### Dataset

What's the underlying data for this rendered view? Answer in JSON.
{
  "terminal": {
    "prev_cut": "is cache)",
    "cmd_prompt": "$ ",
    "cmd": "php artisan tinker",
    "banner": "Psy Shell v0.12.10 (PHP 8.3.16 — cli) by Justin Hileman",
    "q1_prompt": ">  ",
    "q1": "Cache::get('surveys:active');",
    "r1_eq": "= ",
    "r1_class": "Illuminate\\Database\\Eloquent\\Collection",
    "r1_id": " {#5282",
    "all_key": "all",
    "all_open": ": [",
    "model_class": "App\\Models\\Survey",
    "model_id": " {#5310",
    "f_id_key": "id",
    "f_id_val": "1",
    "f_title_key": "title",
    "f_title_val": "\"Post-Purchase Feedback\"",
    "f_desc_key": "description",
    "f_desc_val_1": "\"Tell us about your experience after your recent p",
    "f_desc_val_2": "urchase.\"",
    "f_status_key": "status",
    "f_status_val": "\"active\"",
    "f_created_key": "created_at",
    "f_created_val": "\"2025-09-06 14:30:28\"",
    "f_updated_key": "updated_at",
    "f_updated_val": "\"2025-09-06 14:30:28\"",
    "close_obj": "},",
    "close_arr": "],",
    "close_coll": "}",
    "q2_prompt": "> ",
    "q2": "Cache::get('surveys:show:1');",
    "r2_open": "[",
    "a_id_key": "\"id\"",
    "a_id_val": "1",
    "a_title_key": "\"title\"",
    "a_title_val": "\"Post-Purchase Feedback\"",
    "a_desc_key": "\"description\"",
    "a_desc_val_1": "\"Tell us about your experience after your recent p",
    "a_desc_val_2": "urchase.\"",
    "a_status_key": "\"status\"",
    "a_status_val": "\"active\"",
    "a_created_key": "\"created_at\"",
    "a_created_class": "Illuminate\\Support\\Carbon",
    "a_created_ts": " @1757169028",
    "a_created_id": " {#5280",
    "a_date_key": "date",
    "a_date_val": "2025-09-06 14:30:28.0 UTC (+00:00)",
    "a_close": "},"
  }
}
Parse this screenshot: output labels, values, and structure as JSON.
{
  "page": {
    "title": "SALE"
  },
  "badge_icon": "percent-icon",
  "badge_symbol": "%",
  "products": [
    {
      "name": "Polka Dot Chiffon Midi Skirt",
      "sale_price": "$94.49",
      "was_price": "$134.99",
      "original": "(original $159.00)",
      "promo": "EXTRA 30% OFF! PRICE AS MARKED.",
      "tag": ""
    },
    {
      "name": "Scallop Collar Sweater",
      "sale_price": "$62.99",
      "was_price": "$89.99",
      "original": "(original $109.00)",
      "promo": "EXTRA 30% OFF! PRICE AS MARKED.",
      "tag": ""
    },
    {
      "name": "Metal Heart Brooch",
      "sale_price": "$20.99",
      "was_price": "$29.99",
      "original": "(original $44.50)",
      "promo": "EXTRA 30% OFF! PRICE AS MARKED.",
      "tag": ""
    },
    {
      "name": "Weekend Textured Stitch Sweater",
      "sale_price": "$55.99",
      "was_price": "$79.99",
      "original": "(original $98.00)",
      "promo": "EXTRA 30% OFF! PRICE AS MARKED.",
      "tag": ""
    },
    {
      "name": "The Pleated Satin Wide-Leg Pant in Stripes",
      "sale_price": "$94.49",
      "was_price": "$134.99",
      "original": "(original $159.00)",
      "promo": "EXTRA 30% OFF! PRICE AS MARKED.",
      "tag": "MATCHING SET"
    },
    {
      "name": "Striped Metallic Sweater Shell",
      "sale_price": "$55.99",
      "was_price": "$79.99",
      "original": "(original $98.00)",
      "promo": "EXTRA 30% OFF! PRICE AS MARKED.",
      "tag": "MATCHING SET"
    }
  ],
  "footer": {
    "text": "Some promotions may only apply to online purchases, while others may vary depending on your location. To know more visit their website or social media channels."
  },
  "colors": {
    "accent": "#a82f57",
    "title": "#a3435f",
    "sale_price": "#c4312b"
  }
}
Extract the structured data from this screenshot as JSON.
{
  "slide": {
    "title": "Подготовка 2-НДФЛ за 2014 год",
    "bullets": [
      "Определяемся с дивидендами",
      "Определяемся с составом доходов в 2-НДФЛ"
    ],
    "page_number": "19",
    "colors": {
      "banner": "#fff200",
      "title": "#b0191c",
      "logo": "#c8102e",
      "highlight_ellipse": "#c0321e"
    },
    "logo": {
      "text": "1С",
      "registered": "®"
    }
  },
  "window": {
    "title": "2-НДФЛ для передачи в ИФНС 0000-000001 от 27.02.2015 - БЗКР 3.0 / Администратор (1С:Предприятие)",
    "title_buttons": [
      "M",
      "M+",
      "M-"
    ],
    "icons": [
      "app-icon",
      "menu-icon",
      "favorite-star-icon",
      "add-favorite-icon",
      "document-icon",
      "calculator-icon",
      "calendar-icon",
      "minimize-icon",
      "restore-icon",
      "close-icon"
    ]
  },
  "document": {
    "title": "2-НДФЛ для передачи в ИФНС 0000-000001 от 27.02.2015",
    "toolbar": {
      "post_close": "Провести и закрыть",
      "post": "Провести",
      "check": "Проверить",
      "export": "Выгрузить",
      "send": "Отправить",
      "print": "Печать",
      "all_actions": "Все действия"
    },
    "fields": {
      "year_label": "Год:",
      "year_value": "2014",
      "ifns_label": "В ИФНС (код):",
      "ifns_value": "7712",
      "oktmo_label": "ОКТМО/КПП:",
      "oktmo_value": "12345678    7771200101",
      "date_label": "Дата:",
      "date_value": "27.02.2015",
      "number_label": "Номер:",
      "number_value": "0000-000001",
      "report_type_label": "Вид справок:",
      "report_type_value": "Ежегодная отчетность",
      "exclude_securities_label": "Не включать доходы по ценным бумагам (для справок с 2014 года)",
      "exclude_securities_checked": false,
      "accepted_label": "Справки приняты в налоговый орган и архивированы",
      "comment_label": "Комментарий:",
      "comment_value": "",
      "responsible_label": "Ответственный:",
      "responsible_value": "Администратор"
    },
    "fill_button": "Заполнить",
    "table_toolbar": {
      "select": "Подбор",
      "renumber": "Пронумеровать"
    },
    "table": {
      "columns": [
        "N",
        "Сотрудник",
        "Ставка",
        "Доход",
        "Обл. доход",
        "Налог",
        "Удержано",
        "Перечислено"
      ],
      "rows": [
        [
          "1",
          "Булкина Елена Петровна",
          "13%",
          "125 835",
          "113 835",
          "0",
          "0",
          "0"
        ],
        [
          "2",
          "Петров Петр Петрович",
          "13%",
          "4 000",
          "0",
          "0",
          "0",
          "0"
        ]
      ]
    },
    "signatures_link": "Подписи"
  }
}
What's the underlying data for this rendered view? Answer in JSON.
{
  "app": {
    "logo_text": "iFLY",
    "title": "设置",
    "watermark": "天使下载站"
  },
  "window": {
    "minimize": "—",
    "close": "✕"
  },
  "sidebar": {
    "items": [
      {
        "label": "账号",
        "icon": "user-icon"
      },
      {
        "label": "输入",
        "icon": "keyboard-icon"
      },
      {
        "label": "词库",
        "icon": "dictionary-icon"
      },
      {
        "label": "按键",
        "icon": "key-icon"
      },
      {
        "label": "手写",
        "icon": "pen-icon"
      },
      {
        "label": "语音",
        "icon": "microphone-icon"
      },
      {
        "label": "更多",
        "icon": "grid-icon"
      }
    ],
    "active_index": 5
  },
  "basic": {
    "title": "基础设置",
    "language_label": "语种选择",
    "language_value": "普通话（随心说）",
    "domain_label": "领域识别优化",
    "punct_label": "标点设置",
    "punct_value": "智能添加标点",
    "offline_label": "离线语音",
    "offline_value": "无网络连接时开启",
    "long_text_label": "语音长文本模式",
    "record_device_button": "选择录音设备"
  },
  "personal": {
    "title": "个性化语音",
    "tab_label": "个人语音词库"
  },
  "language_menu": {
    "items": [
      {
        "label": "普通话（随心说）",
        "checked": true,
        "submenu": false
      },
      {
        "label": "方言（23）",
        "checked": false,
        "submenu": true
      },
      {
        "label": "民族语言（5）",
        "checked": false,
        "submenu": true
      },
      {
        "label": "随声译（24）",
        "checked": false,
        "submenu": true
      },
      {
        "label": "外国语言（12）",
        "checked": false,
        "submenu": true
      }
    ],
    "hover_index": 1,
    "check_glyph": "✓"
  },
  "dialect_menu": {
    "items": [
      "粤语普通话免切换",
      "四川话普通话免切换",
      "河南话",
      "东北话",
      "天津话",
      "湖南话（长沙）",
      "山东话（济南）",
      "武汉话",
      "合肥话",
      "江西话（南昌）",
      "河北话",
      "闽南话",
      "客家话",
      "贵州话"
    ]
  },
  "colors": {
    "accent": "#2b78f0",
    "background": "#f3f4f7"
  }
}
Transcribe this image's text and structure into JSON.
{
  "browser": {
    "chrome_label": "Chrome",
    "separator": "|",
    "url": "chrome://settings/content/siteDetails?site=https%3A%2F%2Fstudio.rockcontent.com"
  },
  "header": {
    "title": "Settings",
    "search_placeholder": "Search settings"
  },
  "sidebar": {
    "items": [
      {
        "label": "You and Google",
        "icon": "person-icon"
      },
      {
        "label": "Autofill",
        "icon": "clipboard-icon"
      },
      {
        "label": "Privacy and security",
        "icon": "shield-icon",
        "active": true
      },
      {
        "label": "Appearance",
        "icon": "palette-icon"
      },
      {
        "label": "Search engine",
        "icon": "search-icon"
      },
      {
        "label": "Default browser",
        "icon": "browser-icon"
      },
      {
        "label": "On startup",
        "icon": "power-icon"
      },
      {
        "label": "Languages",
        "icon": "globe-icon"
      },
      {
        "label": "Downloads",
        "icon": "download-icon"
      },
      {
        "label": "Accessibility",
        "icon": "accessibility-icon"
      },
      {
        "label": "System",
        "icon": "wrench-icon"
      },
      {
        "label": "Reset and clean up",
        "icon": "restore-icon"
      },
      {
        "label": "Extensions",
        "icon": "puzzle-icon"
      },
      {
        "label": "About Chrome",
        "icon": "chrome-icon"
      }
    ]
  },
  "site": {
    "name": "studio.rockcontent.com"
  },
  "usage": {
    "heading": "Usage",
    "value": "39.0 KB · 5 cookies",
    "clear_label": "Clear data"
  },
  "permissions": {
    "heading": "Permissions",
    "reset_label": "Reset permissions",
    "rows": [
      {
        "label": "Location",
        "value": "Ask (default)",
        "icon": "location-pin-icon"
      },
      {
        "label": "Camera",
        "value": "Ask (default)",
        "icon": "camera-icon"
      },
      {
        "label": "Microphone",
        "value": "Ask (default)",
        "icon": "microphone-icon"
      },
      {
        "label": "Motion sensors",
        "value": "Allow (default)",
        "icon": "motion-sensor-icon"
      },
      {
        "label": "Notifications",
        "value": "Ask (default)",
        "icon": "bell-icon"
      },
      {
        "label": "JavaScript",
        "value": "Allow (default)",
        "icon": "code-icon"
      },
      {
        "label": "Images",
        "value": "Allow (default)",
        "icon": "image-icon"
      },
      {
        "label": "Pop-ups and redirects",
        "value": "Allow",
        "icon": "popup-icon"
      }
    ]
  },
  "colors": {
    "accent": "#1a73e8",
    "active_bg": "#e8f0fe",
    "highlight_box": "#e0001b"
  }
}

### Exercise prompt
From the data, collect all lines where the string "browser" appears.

### Written reply
  "browser": {
        "label": "Default browser",
        "icon": "browser-icon"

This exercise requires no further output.